Take the records below and copy them exactly.

[[ Data open ]]

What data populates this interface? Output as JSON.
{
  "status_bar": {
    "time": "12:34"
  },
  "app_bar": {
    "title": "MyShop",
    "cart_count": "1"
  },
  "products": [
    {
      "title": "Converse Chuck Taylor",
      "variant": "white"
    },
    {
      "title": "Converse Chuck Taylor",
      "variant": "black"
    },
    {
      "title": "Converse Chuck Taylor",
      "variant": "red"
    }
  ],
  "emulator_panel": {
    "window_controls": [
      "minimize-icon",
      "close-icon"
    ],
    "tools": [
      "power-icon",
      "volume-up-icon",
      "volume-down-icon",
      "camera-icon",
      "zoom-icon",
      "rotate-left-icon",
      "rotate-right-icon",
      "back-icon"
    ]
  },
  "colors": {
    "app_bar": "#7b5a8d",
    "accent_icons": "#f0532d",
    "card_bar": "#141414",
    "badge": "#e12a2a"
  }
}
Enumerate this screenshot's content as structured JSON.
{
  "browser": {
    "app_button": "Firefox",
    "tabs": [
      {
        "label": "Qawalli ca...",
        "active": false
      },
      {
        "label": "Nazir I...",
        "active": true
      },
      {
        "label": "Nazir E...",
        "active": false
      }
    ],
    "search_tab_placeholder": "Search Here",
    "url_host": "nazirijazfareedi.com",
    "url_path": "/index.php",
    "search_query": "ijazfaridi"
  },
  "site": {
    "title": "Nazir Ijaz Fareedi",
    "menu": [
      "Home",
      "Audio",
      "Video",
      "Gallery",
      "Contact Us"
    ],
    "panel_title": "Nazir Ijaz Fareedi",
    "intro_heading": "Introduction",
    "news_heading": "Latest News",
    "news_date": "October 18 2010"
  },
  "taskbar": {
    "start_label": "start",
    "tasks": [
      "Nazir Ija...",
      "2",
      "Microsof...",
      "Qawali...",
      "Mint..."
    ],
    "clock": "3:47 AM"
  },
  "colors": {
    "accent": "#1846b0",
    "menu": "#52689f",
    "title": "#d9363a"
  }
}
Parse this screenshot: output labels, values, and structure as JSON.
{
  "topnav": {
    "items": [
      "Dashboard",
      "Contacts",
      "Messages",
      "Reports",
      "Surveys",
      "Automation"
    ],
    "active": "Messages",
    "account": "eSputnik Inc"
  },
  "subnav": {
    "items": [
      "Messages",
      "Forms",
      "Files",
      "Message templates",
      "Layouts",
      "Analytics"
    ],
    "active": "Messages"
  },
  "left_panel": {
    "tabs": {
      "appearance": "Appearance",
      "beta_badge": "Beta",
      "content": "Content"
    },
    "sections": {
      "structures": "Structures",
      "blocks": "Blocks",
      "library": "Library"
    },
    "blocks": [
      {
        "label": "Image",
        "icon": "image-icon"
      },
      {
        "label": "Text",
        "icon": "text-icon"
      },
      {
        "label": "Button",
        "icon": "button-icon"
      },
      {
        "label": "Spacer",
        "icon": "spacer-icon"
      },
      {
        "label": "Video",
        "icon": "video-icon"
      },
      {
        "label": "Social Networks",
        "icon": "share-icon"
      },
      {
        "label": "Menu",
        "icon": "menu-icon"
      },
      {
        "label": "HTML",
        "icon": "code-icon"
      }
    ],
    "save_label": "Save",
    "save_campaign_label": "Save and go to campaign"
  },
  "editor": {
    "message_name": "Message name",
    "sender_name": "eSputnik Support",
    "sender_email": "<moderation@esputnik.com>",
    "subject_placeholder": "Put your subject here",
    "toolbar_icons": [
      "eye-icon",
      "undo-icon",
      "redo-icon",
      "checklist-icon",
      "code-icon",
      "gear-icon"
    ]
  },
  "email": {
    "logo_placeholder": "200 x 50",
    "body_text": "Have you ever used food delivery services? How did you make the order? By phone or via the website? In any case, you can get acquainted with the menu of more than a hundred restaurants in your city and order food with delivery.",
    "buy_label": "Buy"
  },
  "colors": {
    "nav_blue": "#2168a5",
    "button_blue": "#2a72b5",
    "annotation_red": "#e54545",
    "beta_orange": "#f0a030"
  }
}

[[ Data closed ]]

Answer to the exercise ▸
What data populates this interface? Output as JSON.
{
  "status_bar": {
    "time": "12:34"
  },
  "app_bar": {
    "title": "MyShop",
    "cart_count": "1"
  },
  "products": [
    {
      "title": "Converse Chuck Taylor",
      "variant": "white"
    },
    {
      "title": "Converse Chuck Taylor",
      "variant": "black"
    },
    {
      "title": "Converse Chuck Taylor",
      "variant": "red"
    }
  ],
  "emulator_panel": {
    "window_controls": [
      "minimize-icon",
      "close-icon"
    ],
    "tools": [
      "power-icon",
      "volume-up-icon",
      "volume-down-icon",
      "camera-icon",
      "zoom-icon",
      "rotate-left-icon",
      "rotate-right-icon",
      "back-icon"
    ]
  },
  "colors": {
    "app_bar": "#7b5a8d",
    "accent_icons": "#f0532d",
    "card_bar": "#141414",
    "badge": "#e12a2a"
  }
}
Enumerate this screenshot's content as structured JSON.
{
  "browser": {
    "app_button": "Firefox",
    "tabs": [
      {
        "label": "Qawalli ca...",
        "active": false
      },
      {
        "label": "Nazir I...",
        "active": true
      },
      {
        "label": "Nazir E...",
        "active": false
      }
    ],
    "search_tab_placeholder": "Search Here",
    "url_host": "nazirijazfareedi.com",
    "url_path": "/index.php",
    "search_query": "ijazfaridi"
  },
  "site": {
    "title": "Nazir Ijaz Fareedi",
    "menu": [
      "Home",
      "Audio",
      "Video",
      "Gallery",
      "Contact Us"
    ],
    "panel_title": "Nazir Ijaz Fareedi",
    "intro_heading": "Introduction",
    "news_heading": "Latest News",
    "news_date": "October 18 2010"
  },
  "taskbar": {
    "start_label": "start",
    "tasks": [
      "Nazir Ija...",
      "2",
      "Microsof...",
      "Qawali...",
      "Mint..."
    ],
    "clock": "3:47 AM"
  },
  "colors": {
    "accent": "#1846b0",
    "menu": "#52689f",
    "title": "#d9363a"
  }
}
Parse this screenshot: output labels, values, and structure as JSON.
{
  "topnav": {
    "items": [
      "Dashboard",
      "Contacts",
      "Messages",
      "Reports",
      "Surveys",
      "Automation"
    ],
    "active": "Messages",
    "account": "eSputnik Inc"
  },
  "subnav": {
    "items": [
      "Messages",
      "Forms",
      "Files",
      "Message templates",
      "Layouts",
      "Analytics"
    ],
    "active": "Messages"
  },
  "left_panel": {
    "tabs": {
      "appearance": "Appearance",
      "beta_badge": "Beta",
      "content": "Content"
    },
    "sections": {
      "structures": "Structures",
      "blocks": "Blocks",
      "library": "Library"
    },
    "blocks": [
      {
        "label": "Image",
        "icon": "image-icon"
      },
      {
        "label": "Text",
        "icon": "text-icon"
      },
      {
        "label": "Button",
        "icon": "button-icon"
      },
      {
        "label": "Spacer",
        "icon": "spacer-icon"
      },
      {
        "label": "Video",
        "icon": "video-icon"
      },
      {
        "label": "Social Networks",
        "icon": "share-icon"
      },
      {
        "label": "Menu",
        "icon": "menu-icon"
      },
      {
        "label": "HTML",
        "icon": "code-icon"
      }
    ],
    "save_label": "Save",
    "save_campaign_label": "Save and go to campaign"
  },
  "editor": {
    "message_name": "Message name",
    "sender_name": "eSputnik Support",
    "sender_email": "<moderation@esputnik.com>",
    "subject_placeholder": "Put your subject here",
    "toolbar_icons": [
      "eye-icon",
      "undo-icon",
      "redo-icon",
      "checklist-icon",
      "code-icon",
      "gear-icon"
    ]
  },
  "email": {
    "logo_placeholder": "200 x 50",
    "body_text": "Have you ever used food delivery services? How did you make the order? By phone or via the website? In any case, you can get acquainted with the menu of more than a hundred restaurants in your city and order food with delivery.",
    "buy_label": "Buy"
  },
  "colors": {
    "nav_blue": "#2168a5",
    "button_blue": "#2a72b5",
    "annotation_red": "#e54545",
    "beta_orange": "#f0a030"
  }
}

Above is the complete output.